Each company is a single unit represented by a cluster of about twenty 3D models. A company can be given its own formation and movement orders. The knight in charge can either be put in back for a morale bonus or put at risk in the front lines for a combat bonus. A row of banners along the bottom of the screen shows each companyâ€™s health, morale, and combat status. There arenâ€™t any formations for multiple companies, so you canâ€™t drag-select your units and arrange them into massive formations as in Total War, but you can fix their position relative to each other.
Your army is composed of one or several knights. They are the elite units that lead a squad of up to 20 men. Each knight is able to command a different type of troop, but the higher his rank, the better troops he gets. Warfare is now squad-based and instead of commanding individual units, you command the knight that leads each squad. Lord of the Realm 3 also features more troop types than its predecessor. Furthermore, each troop type has their own attributes and some even have special abilities, such as charging or flame arrows.
Although there’s a lot of stuff to do and consider, the game’s main faults (its reliance on automation and the real-time pacing) make it less involved of an experience than a Total War game. For one thing, it’s a mangament game wrapped in another management game. You send out vassals to run your kingdom, watch number sheets, and adjust accordingly. Your input is fairly limited. Sometimes you enter a battle, where you order around clusters of men and watch as they blend in a sea of colorful pixels. It works fine, I guess, but nowhere do you find the awe or complexity, as represented by the sound, graphics or gameplay, found in Rome, Shogun, or Medieval.
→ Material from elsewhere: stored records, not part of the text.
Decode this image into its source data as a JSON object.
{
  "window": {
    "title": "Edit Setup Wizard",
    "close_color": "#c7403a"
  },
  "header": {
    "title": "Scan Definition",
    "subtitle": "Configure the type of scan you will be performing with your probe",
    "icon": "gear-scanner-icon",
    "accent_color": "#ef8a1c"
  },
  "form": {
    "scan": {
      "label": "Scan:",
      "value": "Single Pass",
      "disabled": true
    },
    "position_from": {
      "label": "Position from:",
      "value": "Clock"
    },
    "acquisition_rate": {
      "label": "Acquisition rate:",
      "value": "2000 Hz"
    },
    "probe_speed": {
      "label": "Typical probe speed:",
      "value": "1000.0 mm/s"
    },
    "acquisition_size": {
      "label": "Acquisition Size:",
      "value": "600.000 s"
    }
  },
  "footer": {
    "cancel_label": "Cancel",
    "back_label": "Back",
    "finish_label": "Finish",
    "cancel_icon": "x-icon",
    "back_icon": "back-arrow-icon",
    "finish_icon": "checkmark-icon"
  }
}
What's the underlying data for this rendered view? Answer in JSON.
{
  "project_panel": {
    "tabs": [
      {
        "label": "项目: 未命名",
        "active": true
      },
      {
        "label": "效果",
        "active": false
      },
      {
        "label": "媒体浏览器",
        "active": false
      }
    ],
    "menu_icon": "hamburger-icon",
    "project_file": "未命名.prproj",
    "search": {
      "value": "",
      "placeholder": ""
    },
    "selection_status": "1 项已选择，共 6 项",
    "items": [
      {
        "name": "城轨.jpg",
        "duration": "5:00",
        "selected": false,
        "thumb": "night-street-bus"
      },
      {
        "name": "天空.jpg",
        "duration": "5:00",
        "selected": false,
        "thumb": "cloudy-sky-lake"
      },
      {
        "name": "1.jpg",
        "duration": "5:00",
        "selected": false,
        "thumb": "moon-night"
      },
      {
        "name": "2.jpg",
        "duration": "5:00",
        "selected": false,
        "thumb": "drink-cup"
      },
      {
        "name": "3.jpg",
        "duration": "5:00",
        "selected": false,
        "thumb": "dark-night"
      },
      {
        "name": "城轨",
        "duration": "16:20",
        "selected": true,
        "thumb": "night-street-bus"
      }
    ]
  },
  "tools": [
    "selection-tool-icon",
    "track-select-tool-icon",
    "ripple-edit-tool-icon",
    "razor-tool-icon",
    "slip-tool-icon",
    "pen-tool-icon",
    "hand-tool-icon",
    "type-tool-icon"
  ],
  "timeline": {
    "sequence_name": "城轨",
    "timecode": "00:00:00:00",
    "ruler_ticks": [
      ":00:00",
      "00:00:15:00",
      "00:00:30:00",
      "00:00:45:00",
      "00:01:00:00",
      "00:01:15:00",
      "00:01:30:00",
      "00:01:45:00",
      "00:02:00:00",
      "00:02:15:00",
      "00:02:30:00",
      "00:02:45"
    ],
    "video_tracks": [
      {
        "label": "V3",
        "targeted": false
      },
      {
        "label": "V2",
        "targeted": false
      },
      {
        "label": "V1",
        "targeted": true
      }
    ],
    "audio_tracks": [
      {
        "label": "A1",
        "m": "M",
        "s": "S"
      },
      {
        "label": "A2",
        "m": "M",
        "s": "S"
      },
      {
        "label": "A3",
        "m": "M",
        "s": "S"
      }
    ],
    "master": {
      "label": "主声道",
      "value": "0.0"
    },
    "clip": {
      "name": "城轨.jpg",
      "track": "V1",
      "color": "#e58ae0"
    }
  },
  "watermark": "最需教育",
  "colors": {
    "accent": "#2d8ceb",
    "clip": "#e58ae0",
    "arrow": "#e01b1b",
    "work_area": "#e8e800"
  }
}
System Requirements: Pentium III 700 MHz, 128 MB RAM, 1.5 GB HDD, WinXP